→ **Study material**
______________________________

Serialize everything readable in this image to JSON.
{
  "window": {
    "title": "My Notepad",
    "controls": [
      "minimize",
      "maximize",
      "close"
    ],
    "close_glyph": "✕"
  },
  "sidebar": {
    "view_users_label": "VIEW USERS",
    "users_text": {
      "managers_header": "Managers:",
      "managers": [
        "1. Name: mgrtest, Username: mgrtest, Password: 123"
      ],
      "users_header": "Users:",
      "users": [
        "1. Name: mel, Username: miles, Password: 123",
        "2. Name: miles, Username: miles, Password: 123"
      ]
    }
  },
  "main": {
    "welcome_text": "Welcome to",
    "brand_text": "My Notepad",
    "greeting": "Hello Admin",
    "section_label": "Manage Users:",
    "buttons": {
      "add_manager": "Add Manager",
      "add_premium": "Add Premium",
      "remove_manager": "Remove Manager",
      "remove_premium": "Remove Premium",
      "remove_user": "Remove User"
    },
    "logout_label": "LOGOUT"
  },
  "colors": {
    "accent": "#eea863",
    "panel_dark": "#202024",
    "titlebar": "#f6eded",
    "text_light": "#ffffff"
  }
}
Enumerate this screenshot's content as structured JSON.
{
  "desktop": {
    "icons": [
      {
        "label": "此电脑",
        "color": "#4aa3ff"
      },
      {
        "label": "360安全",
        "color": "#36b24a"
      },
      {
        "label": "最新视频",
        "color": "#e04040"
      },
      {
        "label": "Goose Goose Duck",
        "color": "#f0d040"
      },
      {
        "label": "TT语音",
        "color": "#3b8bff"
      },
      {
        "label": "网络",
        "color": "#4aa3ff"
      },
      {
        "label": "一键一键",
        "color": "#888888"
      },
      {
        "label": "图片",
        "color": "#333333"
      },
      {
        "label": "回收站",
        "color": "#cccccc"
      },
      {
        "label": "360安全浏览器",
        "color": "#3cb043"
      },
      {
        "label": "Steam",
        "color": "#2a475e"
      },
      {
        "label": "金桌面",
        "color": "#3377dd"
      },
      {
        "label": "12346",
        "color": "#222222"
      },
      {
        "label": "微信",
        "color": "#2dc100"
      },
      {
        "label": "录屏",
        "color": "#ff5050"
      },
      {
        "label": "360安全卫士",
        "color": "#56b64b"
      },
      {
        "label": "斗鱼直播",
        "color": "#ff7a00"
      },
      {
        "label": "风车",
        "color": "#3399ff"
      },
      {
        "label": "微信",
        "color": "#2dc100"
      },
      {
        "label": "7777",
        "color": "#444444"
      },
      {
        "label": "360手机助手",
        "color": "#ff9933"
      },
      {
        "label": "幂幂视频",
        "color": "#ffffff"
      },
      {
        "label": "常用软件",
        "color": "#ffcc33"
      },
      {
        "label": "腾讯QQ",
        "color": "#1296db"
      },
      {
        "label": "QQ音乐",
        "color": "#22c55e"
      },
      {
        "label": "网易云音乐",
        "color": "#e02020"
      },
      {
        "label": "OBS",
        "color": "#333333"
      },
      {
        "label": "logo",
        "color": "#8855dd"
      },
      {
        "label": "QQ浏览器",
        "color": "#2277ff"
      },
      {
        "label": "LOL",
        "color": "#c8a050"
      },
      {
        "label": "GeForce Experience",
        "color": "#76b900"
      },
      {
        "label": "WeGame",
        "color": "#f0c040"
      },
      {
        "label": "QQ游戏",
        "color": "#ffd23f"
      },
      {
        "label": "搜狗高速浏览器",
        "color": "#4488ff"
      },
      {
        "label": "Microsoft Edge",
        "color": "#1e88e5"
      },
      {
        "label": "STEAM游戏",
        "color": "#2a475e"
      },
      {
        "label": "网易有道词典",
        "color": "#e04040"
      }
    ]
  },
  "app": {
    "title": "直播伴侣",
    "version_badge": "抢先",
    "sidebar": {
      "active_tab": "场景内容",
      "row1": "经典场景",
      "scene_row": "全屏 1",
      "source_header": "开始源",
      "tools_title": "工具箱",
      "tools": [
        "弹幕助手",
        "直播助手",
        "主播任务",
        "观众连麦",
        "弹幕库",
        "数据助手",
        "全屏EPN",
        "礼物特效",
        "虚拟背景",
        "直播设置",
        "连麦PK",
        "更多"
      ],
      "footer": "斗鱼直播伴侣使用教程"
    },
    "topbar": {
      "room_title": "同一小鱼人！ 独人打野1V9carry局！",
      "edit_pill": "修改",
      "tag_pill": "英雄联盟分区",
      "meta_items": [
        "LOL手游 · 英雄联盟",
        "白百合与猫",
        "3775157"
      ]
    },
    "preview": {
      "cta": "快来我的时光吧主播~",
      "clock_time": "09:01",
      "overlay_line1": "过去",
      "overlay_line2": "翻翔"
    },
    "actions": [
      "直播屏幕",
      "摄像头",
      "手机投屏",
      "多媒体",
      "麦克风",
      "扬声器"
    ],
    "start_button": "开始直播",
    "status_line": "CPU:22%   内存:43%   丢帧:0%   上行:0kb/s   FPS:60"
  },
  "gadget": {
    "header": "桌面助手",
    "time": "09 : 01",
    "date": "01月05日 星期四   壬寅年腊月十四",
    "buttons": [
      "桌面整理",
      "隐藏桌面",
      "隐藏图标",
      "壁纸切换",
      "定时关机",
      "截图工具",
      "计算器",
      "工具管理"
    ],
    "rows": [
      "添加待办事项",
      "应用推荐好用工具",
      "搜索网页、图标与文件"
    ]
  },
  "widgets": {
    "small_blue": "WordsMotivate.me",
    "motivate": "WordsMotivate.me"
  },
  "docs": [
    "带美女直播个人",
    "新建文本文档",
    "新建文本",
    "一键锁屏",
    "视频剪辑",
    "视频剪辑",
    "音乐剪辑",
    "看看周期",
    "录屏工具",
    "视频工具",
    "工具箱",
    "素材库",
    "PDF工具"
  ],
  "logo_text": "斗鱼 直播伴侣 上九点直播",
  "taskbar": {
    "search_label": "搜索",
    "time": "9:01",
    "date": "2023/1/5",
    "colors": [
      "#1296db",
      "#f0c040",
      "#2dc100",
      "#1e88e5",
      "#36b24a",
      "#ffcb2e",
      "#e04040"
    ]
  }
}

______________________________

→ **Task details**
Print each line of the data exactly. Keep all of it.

→ **Result for this exercise**
Serialize everything readable in this image to JSON.
{
  "window": {
    "title": "My Notepad",
    "controls": [
      "minimize",
      "maximize",
      "close"
    ],
    "close_glyph": "✕"
  },
  "sidebar": {
    "view_users_label": "VIEW USERS",
    "users_text": {
      "managers_header": "Managers:",
      "managers": [
        "1. Name: mgrtest, Username: mgrtest, Password: 123"
      ],
      "users_header": "Users:",
      "users": [
        "1. Name: mel, Username: miles, Password: 123",
        "2. Name: miles, Username: miles, Password: 123"
      ]
    }
  },
  "main": {
    "welcome_text": "Welcome to",
    "brand_text": "My Notepad",
    "greeting": "Hello Admin",
    "section_label": "Manage Users:",
    "buttons": {
      "add_manager": "Add Manager",
      "add_premium": "Add Premium",
      "remove_manager": "Remove Manager",
      "remove_premium": "Remove Premium",
      "remove_user": "Remove User"
    },
    "logout_label": "LOGOUT"
  },
  "colors": {
    "accent": "#eea863",
    "panel_dark": "#202024",
    "titlebar": "#f6eded",
    "text_light": "#ffffff"
  }
}
Enumerate this screenshot's content as structured JSON.
{
  "desktop": {
    "icons": [
      {
        "label": "此电脑",
        "color": "#4aa3ff"
      },
      {
        "label": "360安全",
        "color": "#36b24a"
      },
      {
        "label": "最新视频",
        "color": "#e04040"
      },
      {
        "label": "Goose Goose Duck",
        "color": "#f0d040"
      },
      {
        "label": "TT语音",
        "color": "#3b8bff"
      },
      {
        "label": "网络",
        "color": "#4aa3ff"
      },
      {
        "label": "一键一键",
        "color": "#888888"
      },
      {
        "label": "图片",
        "color": "#333333"
      },
      {
        "label": "回收站",
        "color": "#cccccc"
      },
      {
        "label": "360安全浏览器",
        "color": "#3cb043"
      },
      {
        "label": "Steam",
        "color": "#2a475e"
      },
      {
        "label": "金桌面",
        "color": "#3377dd"
      },
      {
        "label": "12346",
        "color": "#222222"
      },
      {
        "label": "微信",
        "color": "#2dc100"
      },
      {
        "label": "录屏",
        "color": "#ff5050"
      },
      {
        "label": "360安全卫士",
        "color": "#56b64b"
      },
      {
        "label": "斗鱼直播",
        "color": "#ff7a00"
      },
      {
        "label": "风车",
        "color": "#3399ff"
      },
      {
        "label": "微信",
        "color": "#2dc100"
      },
      {
        "label": "7777",
        "color": "#444444"
      },
      {
        "label": "360手机助手",
        "color": "#ff9933"
      },
      {
        "label": "幂幂视频",
        "color": "#ffffff"
      },
      {
        "label": "常用软件",
        "color": "#ffcc33"
      },
      {
        "label": "腾讯QQ",
        "color": "#1296db"
      },
      {
        "label": "QQ音乐",
        "color": "#22c55e"
      },
      {
        "label": "网易云音乐",
        "color": "#e02020"
      },
      {
        "label": "OBS",
        "color": "#333333"
      },
      {
        "label": "logo",
        "color": "#8855dd"
      },
      {
        "label": "QQ浏览器",
        "color": "#2277ff"
      },
      {
        "label": "LOL",
        "color": "#c8a050"
      },
      {
        "label": "GeForce Experience",
        "color": "#76b900"
      },
      {
        "label": "WeGame",
        "color": "#f0c040"
      },
      {
        "label": "QQ游戏",
        "color": "#ffd23f"
      },
      {
        "label": "搜狗高速浏览器",
        "color": "#4488ff"
      },
      {
        "label": "Microsoft Edge",
        "color": "#1e88e5"
      },
      {
        "label": "STEAM游戏",
        "color": "#2a475e"
      },
      {
        "label": "网易有道词典",
        "color": "#e04040"
      }
    ]
  },
  "app": {
    "title": "直播伴侣",
    "version_badge": "抢先",
    "sidebar": {
      "active_tab": "场景内容",
      "row1": "经典场景",
      "scene_row": "全屏 1",
      "source_header": "开始源",
      "tools_title": "工具箱",
      "tools": [
        "弹幕助手",
        "直播助手",
        "主播任务",
        "观众连麦",
        "弹幕库",
        "数据助手",
        "全屏EPN",
        "礼物特效",
        "虚拟背景",
        "直播设置",
        "连麦PK",
        "更多"
      ],
      "footer": "斗鱼直播伴侣使用教程"
    },
    "topbar": {
      "room_title": "同一小鱼人！ 独人打野1V9carry局！",
      "edit_pill": "修改",
      "tag_pill": "英雄联盟分区",
      "meta_items": [
        "LOL手游 · 英雄联盟",
        "白百合与猫",
        "3775157"
      ]
    },
    "preview": {
      "cta": "快来我的时光吧主播~",
      "clock_time": "09:01",
      "overlay_line1": "过去",
      "overlay_line2": "翻翔"
    },
    "actions": [
      "直播屏幕",
      "摄像头",
      "手机投屏",
      "多媒体",
      "麦克风",
      "扬声器"
    ],
    "start_button": "开始直播",
    "status_line": "CPU:22%   内存:43%   丢帧:0%   上行:0kb/s   FPS:60"
  },
  "gadget": {
    "header": "桌面助手",
    "time": "09 : 01",
    "date": "01月05日 星期四   壬寅年腊月十四",
    "buttons": [
      "桌面整理",
      "隐藏桌面",
      "隐藏图标",
      "壁纸切换",
      "定时关机",
      "截图工具",
      "计算器",
      "工具管理"
    ],
    "rows": [
      "添加待办事项",
      "应用推荐好用工具",
      "搜索网页、图标与文件"
    ]
  },
  "widgets": {
    "small_blue": "WordsMotivate.me",
    "motivate": "WordsMotivate.me"
  },
  "docs": [
    "带美女直播个人",
    "新建文本文档",
    "新建文本",
    "一键锁屏",
    "视频剪辑",
    "视频剪辑",
    "音乐剪辑",
    "看看周期",
    "录屏工具",
    "视频工具",
    "工具箱",
    "素材库",
    "PDF工具"
  ],
  "logo_text": "斗鱼 直播伴侣 上九点直播",
  "taskbar": {
    "search_label": "搜索",
    "time": "9:01",
    "date": "2023/1/5",
    "colors": [
      "#1296db",
      "#f0c040",
      "#2dc100",
      "#1e88e5",
      "#36b24a",
      "#ffcb2e",
      "#e04040"
    ]
  }
}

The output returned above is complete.